EPFO Data Hack: If you are also taking advantage of EPFO Pension Scheme of Government of India, then definitely read this news. This news can give you a big shock. According to the INS report, Ukraine-based cyber security researcher and journalist has claimed that the Employees’ Provident Fund Organization (EPFO) has about 288 million (28.8 million) employees’ pension scheme (EPS) holders with full names, bank account numbers and nominee details. crore) personal records were leaked online.
Account number and nominee details leaked
SecurityDiscovery.com’s director of cyber threats intelligence and journalist Bob Diachenko claimed that his system identified two different IPs with Universal Account Number (UAN) data. He wrote in a blogpost that an IP address is a unique address that identifies a device on the Internet or local network. IP stands for ‘Internet Protocol’. However, this data has been removed after the matter came to light.
At the same time, ‘UAN’ stands for Universal Account Number and it is an important part of the registry of the Government of India. UAN is allotted by EPFO.” Every record contains personal details, including marital status, gender and date of birth, UAN, bank account number and employment status, among others. The researcher claimed that “where an IP address 280 million (i.e. 28.8 crore) records were available under the IP address, while about 8.4 million (ie 84 lakh) data records were publicly exposed in the second IP address.

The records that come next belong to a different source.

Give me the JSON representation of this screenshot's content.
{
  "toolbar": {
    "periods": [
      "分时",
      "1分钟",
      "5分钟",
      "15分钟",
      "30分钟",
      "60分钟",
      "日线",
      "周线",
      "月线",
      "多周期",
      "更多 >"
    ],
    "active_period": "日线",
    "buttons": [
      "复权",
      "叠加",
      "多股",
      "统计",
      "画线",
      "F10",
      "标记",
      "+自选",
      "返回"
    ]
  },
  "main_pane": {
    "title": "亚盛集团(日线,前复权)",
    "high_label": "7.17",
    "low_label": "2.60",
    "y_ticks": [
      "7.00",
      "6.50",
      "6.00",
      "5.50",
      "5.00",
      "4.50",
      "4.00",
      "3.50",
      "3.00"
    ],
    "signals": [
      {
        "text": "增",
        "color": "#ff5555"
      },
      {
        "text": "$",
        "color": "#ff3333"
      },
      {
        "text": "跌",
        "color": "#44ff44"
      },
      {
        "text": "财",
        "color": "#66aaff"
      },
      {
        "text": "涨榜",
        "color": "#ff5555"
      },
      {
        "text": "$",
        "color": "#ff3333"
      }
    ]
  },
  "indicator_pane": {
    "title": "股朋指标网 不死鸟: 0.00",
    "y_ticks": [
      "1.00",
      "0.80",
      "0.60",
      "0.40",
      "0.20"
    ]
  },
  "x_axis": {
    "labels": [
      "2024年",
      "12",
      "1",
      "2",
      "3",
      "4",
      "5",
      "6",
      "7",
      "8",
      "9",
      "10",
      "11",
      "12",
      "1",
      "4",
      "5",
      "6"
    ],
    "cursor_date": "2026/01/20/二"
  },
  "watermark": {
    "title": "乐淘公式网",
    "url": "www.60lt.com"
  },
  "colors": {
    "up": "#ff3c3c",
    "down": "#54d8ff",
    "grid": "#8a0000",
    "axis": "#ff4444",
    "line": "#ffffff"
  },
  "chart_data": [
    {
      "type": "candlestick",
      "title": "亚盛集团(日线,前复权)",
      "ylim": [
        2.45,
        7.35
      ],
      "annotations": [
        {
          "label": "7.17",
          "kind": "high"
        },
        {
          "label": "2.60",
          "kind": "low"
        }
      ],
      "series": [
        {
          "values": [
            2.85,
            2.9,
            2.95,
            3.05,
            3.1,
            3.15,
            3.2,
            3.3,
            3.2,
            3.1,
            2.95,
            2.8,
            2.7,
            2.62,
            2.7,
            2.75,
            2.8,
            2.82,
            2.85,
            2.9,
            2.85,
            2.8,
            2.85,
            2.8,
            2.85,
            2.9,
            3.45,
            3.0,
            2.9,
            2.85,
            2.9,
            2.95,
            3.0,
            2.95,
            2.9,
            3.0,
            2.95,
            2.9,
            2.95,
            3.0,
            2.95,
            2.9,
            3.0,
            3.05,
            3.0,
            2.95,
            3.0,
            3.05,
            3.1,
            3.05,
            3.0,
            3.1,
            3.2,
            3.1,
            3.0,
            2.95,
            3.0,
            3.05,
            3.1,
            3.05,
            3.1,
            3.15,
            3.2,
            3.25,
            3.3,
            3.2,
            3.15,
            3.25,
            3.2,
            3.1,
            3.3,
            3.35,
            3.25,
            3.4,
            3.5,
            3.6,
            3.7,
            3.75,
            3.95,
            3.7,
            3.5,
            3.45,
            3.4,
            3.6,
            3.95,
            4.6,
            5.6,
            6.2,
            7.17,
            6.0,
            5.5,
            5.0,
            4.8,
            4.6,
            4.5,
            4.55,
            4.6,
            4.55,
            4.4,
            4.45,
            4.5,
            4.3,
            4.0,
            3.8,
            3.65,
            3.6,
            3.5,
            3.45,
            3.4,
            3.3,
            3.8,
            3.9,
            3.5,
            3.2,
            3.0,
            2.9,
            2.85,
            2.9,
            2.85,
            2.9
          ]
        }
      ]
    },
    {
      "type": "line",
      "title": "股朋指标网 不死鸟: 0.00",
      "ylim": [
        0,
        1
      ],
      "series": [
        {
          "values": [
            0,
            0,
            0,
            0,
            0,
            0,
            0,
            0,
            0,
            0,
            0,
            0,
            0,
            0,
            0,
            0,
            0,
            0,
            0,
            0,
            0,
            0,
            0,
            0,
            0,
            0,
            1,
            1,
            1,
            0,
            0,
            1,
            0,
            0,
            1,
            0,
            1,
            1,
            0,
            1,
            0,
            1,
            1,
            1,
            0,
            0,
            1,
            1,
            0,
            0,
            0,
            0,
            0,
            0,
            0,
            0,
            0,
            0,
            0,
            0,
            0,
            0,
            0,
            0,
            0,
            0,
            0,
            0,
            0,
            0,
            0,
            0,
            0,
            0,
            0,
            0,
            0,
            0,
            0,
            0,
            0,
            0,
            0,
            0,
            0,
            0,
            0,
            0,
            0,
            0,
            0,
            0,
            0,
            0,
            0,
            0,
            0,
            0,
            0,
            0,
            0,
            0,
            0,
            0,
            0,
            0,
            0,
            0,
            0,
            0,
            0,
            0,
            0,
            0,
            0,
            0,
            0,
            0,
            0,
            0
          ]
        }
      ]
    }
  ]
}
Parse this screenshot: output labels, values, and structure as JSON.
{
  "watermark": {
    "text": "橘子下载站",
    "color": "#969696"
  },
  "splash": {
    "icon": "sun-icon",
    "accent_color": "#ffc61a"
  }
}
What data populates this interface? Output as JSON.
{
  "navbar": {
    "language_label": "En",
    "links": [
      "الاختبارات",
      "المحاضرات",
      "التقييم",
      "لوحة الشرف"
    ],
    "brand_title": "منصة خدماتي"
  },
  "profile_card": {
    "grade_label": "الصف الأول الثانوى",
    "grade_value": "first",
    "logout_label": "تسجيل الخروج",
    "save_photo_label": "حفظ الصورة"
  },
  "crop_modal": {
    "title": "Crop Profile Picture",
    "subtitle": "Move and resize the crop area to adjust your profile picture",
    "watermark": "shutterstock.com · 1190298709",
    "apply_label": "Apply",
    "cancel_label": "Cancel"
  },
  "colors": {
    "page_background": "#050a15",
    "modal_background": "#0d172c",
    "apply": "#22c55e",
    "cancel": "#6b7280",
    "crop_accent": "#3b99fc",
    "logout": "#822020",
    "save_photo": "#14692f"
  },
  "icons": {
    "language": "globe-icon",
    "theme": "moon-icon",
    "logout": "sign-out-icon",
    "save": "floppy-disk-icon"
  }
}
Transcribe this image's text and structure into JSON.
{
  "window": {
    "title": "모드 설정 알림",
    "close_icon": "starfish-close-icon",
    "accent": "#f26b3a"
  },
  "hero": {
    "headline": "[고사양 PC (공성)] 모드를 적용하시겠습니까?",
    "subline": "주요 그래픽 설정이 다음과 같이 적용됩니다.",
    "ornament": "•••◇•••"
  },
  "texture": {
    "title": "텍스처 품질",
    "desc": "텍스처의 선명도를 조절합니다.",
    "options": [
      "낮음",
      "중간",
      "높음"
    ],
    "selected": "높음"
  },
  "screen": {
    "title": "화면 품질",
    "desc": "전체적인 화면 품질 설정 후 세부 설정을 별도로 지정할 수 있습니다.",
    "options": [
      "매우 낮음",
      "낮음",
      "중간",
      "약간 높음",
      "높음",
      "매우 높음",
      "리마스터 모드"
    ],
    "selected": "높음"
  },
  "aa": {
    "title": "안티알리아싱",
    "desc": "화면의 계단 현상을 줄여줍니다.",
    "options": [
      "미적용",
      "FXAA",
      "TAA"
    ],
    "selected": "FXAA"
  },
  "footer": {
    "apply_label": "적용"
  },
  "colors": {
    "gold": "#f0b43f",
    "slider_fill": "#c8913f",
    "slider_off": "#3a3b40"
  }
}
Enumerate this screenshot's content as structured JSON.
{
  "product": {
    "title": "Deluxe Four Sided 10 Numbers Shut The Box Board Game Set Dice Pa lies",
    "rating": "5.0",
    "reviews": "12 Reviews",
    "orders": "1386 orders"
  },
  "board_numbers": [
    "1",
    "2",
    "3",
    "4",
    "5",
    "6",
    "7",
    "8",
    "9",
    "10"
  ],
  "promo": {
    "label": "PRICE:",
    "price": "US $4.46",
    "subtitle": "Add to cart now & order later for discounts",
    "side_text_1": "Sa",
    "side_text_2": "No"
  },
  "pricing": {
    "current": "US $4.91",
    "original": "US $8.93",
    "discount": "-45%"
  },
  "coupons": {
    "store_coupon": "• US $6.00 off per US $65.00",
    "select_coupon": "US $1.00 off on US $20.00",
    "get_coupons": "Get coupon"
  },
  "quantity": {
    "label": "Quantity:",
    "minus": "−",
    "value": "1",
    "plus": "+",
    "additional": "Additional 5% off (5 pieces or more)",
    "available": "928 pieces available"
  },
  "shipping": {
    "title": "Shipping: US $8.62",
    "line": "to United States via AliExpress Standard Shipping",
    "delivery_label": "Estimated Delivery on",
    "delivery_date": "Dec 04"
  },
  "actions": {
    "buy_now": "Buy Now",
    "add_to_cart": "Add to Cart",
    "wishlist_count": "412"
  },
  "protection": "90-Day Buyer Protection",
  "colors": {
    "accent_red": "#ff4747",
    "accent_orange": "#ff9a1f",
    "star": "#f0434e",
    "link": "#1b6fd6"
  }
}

no data available now
Diachenko claimed, “Given the scale and apparent sensitivity of the data, I decided to tweet about it, without giving any details as to the source and related information.” Both IPs were taken down within 12 hours of my tweet and are no longer available. “Till August 3, I have not received any response from any agency or company claiming responsibility for the data received,” he said.
According to the security researcher, ‘Both the IPs were Azure-hosted and India-based.’ The security researcher said no other information was obtained even through reverse DNS analysis. Both Shodan and Censys search engines picked them up on August 1, but it is not known how long this information was exposed before the search engines indexed them.’ He also tweeted, ‘280M+ records in this Indian database, publicly exposed. Where to report? @IndianCERT?” He said that both the IPs have now been taken out of the public domain.